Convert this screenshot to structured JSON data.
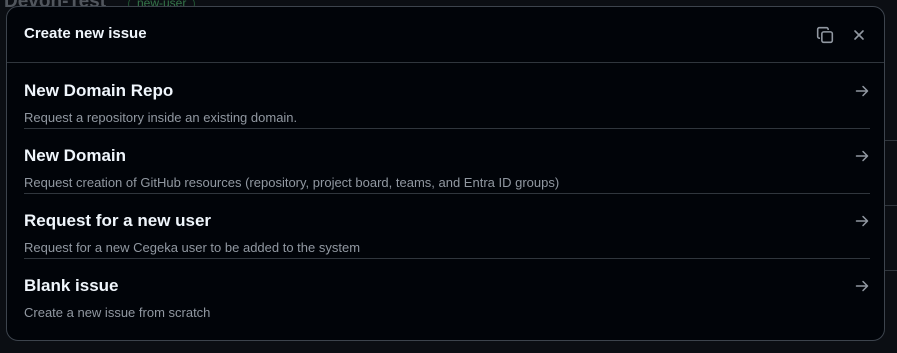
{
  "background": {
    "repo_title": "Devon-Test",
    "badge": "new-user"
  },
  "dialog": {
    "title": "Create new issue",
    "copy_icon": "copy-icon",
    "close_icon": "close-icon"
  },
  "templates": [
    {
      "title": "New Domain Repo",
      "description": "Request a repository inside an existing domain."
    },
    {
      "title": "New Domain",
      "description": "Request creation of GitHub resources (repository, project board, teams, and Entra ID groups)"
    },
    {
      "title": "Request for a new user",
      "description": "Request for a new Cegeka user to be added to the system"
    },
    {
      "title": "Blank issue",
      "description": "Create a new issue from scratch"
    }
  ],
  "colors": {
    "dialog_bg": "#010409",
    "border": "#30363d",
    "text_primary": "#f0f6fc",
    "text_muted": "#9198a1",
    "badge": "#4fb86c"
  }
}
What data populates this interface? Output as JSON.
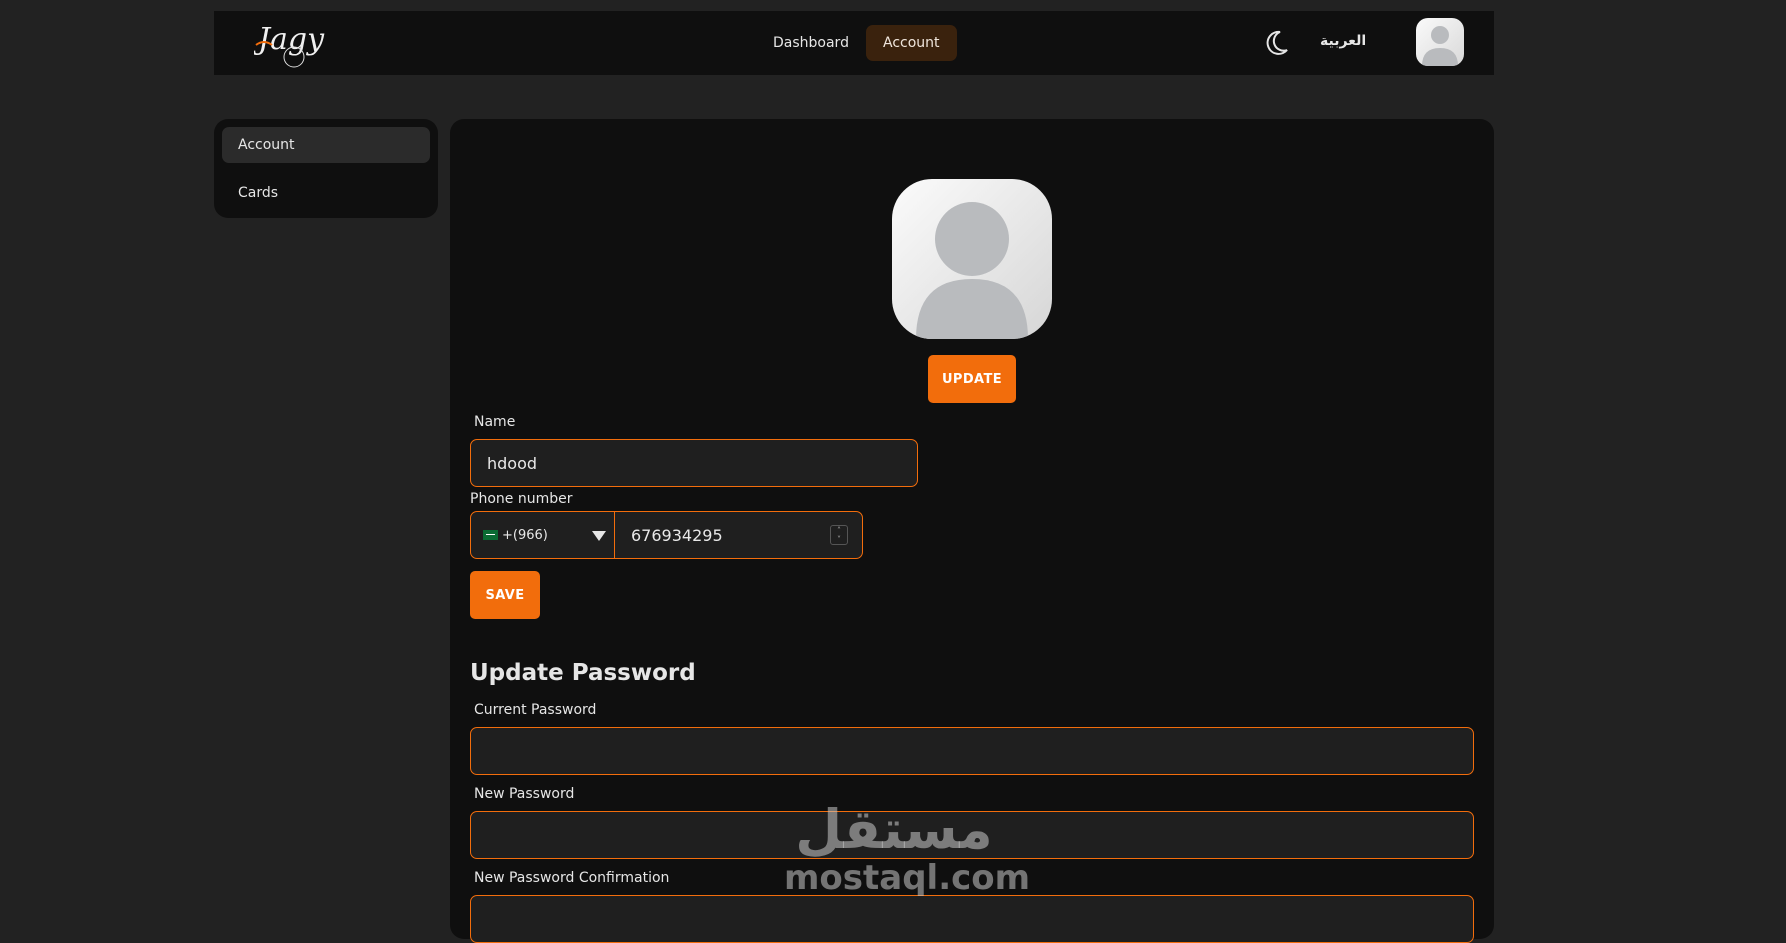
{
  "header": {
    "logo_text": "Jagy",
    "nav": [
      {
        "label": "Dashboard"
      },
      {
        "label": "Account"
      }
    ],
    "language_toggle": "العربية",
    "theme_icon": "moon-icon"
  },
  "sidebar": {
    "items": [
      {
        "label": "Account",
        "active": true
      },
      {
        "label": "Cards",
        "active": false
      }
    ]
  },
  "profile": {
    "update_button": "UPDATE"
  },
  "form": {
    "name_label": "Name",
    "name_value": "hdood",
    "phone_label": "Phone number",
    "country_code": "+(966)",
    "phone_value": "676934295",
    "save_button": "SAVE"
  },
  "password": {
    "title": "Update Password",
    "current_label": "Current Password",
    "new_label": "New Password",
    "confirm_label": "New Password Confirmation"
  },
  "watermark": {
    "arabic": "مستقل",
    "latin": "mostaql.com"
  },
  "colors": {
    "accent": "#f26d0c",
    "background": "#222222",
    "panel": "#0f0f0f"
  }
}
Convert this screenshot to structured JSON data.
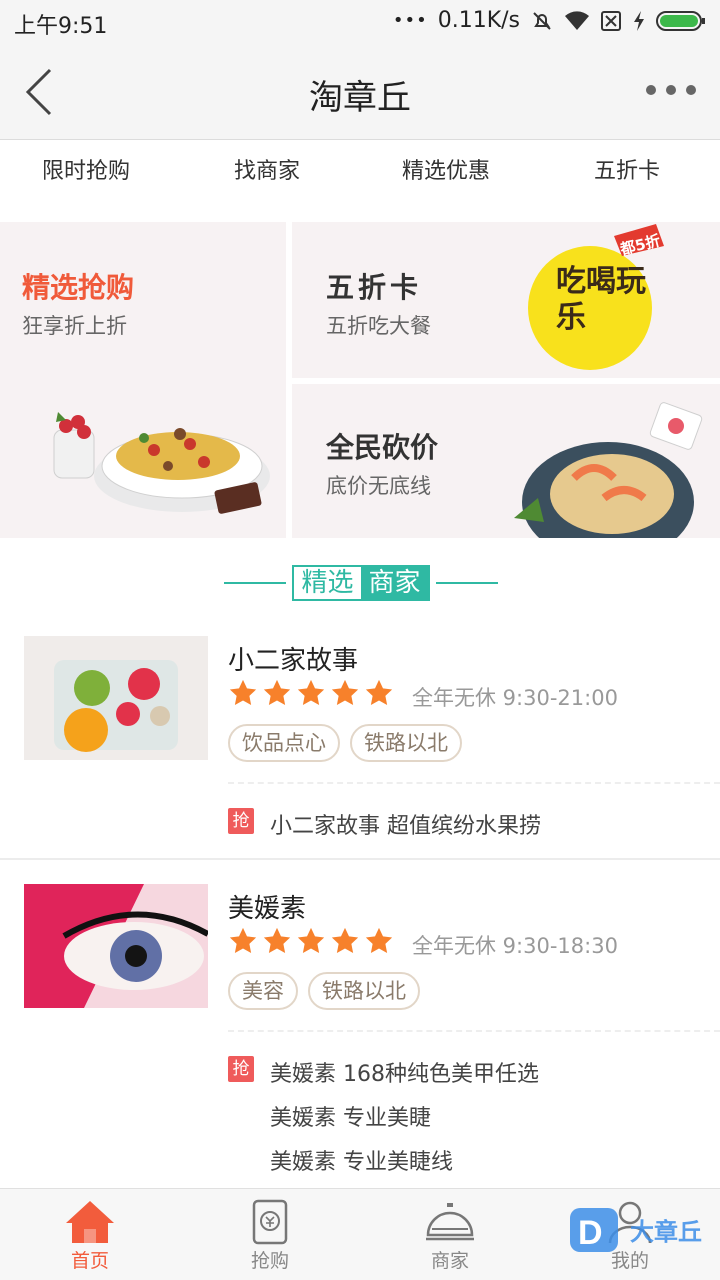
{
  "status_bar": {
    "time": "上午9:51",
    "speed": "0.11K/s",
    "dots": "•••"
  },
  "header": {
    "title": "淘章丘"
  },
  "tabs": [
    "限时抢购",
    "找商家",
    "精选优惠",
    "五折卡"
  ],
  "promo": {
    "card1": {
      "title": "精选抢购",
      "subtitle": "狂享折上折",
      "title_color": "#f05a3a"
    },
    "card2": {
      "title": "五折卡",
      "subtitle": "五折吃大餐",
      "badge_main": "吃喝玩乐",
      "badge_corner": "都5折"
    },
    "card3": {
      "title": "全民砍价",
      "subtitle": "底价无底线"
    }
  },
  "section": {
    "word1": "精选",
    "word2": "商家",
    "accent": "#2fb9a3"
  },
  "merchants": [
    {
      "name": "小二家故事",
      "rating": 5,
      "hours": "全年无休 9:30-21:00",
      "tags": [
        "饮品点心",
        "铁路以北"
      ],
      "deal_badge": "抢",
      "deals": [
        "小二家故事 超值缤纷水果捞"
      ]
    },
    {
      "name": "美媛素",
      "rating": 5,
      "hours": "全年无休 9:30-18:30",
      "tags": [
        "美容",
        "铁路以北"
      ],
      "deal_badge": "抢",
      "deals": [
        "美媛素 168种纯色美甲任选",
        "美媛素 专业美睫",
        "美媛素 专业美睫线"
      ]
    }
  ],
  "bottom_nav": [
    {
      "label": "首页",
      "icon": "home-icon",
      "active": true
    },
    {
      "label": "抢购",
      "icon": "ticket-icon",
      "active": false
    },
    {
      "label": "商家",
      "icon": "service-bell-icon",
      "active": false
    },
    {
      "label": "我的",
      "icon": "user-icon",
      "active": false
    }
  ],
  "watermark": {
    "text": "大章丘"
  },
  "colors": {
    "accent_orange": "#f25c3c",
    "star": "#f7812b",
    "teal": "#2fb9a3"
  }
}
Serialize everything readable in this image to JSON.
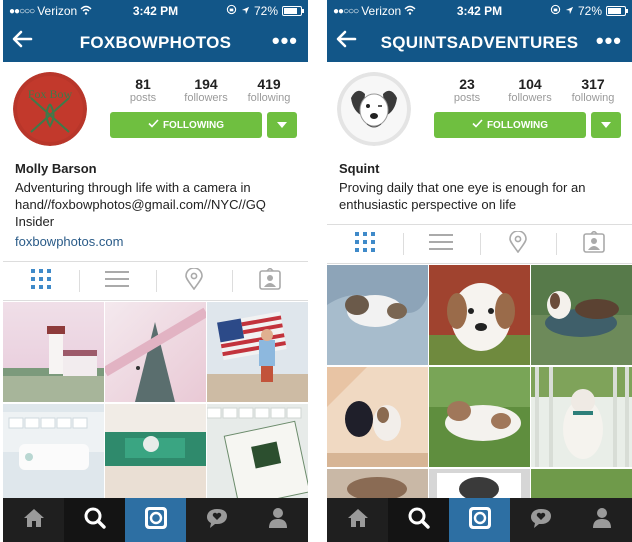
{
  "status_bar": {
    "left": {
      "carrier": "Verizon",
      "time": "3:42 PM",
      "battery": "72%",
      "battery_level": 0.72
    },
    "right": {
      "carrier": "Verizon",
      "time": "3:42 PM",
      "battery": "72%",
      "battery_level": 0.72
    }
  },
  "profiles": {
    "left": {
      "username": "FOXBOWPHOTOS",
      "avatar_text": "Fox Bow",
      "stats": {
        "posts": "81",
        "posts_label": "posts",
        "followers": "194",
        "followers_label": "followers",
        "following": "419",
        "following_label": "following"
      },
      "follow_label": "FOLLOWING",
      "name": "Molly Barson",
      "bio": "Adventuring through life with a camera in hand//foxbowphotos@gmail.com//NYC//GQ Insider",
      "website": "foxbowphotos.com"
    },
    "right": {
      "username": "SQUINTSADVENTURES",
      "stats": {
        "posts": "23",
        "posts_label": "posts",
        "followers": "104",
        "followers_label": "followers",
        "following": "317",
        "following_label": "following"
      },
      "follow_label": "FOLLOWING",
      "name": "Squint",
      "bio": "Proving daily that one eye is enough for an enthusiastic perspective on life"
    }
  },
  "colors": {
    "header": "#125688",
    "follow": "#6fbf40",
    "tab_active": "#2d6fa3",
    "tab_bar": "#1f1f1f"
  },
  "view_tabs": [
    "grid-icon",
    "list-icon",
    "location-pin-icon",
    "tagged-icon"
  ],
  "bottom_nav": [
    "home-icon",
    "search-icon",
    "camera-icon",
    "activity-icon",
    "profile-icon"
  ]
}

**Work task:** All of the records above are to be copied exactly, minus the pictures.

**Exercise answer:**
Convert this screenshot to structured JSON data.
{
  "background": {
    "repo_title": "Devon-Test",
    "badge": "new-user"
  },
  "dialog": {
    "title": "Create new issue",
    "copy_icon": "copy-icon",
    "close_icon": "close-icon"
  },
  "templates": [
    {
      "title": "New Domain Repo",
      "description": "Request a repository inside an existing domain."
    },
    {
      "title": "New Domain",
      "description": "Request creation of GitHub resources (repository, project board, teams, and Entra ID groups)"
    },
    {
      "title": "Request for a new user",
      "description": "Request for a new Cegeka user to be added to the system"
    },
    {
      "title": "Blank issue",
      "description": "Create a new issue from scratch"
    }
  ],
  "colors": {
    "dialog_bg": "#010409",
    "border": "#30363d",
    "text_primary": "#f0f6fc",
    "text_muted": "#9198a1",
    "badge": "#4fb86c"
  }
}
What data populates this interface? Output as JSON.
{
  "header": {
    "logo_text": "Jagy",
    "nav": [
      {
        "label": "Dashboard"
      },
      {
        "label": "Account"
      }
    ],
    "language_toggle": "العربية",
    "theme_icon": "moon-icon"
  },
  "sidebar": {
    "items": [
      {
        "label": "Account",
        "active": true
      },
      {
        "label": "Cards",
        "active": false
      }
    ]
  },
  "profile": {
    "update_button": "UPDATE"
  },
  "form": {
    "name_label": "Name",
    "name_value": "hdood",
    "phone_label": "Phone number",
    "country_code": "+(966)",
    "phone_value": "676934295",
    "save_button": "SAVE"
  },
  "password": {
    "title": "Update Password",
    "current_label": "Current Password",
    "new_label": "New Password",
    "confirm_label": "New Password Confirmation"
  },
  "watermark": {
    "arabic": "مستقل",
    "latin": "mostaql.com"
  },
  "colors": {
    "accent": "#f26d0c",
    "background": "#222222",
    "panel": "#0f0f0f"
  }
}
Convert this screenshot to structured JSON data.
{
  "status_bar": {
    "time": "上午9:51",
    "speed": "0.11K/s",
    "dots": "•••"
  },
  "header": {
    "title": "淘章丘"
  },
  "tabs": [
    "限时抢购",
    "找商家",
    "精选优惠",
    "五折卡"
  ],
  "promo": {
    "card1": {
      "title": "精选抢购",
      "subtitle": "狂享折上折",
      "title_color": "#f05a3a"
    },
    "card2": {
      "title": "五折卡",
      "subtitle": "五折吃大餐",
      "badge_main": "吃喝玩乐",
      "badge_corner": "都5折"
    },
    "card3": {
      "title": "全民砍价",
      "subtitle": "底价无底线"
    }
  },
  "section": {
    "word1": "精选",
    "word2": "商家",
    "accent": "#2fb9a3"
  },
  "merchants": [
    {
      "name": "小二家故事",
      "rating": 5,
      "hours": "全年无休 9:30-21:00",
      "tags": [
        "饮品点心",
        "铁路以北"
      ],
      "deal_badge": "抢",
      "deals": [
        "小二家故事 超值缤纷水果捞"
      ]
    },
    {
      "name": "美媛素",
      "rating": 5,
      "hours": "全年无休 9:30-18:30",
      "tags": [
        "美容",
        "铁路以北"
      ],
      "deal_badge": "抢",
      "deals": [
        "美媛素 168种纯色美甲任选",
        "美媛素 专业美睫",
        "美媛素 专业美睫线"
      ]
    }
  ],
  "bottom_nav": [
    {
      "label": "首页",
      "icon": "home-icon",
      "active": true
    },
    {
      "label": "抢购",
      "icon": "ticket-icon",
      "active": false
    },
    {
      "label": "商家",
      "icon": "service-bell-icon",
      "active": false
    },
    {
      "label": "我的",
      "icon": "user-icon",
      "active": false
    }
  ],
  "watermark": {
    "text": "大章丘"
  },
  "colors": {
    "accent_orange": "#f25c3c",
    "star": "#f7812b",
    "teal": "#2fb9a3"
  }
}
Serialize everything readable in this image to JSON.
{
  "status_bar": {
    "left": {
      "carrier": "Verizon",
      "time": "3:42 PM",
      "battery": "72%",
      "battery_level": 0.72
    },
    "right": {
      "carrier": "Verizon",
      "time": "3:42 PM",
      "battery": "72%",
      "battery_level": 0.72
    }
  },
  "profiles": {
    "left": {
      "username": "FOXBOWPHOTOS",
      "avatar_text": "Fox Bow",
      "stats": {
        "posts": "81",
        "posts_label": "posts",
        "followers": "194",
        "followers_label": "followers",
        "following": "419",
        "following_label": "following"
      },
      "follow_label": "FOLLOWING",
      "name": "Molly Barson",
      "bio": "Adventuring through life with a camera in hand//foxbowphotos@gmail.com//NYC//GQ Insider",
      "website": "foxbowphotos.com"
    },
    "right": {
      "username": "SQUINTSADVENTURES",
      "stats": {
        "posts": "23",
        "posts_label": "posts",
        "followers": "104",
        "followers_label": "followers",
        "following": "317",
        "following_label": "following"
      },
      "follow_label": "FOLLOWING",
      "name": "Squint",
      "bio": "Proving daily that one eye is enough for an enthusiastic perspective on life"
    }
  },
  "colors": {
    "header": "#125688",
    "follow": "#6fbf40",
    "tab_active": "#2d6fa3",
    "tab_bar": "#1f1f1f"
  },
  "view_tabs": [
    "grid-icon",
    "list-icon",
    "location-pin-icon",
    "tagged-icon"
  ],
  "bottom_nav": [
    "home-icon",
    "search-icon",
    "camera-icon",
    "activity-icon",
    "profile-icon"
  ]
}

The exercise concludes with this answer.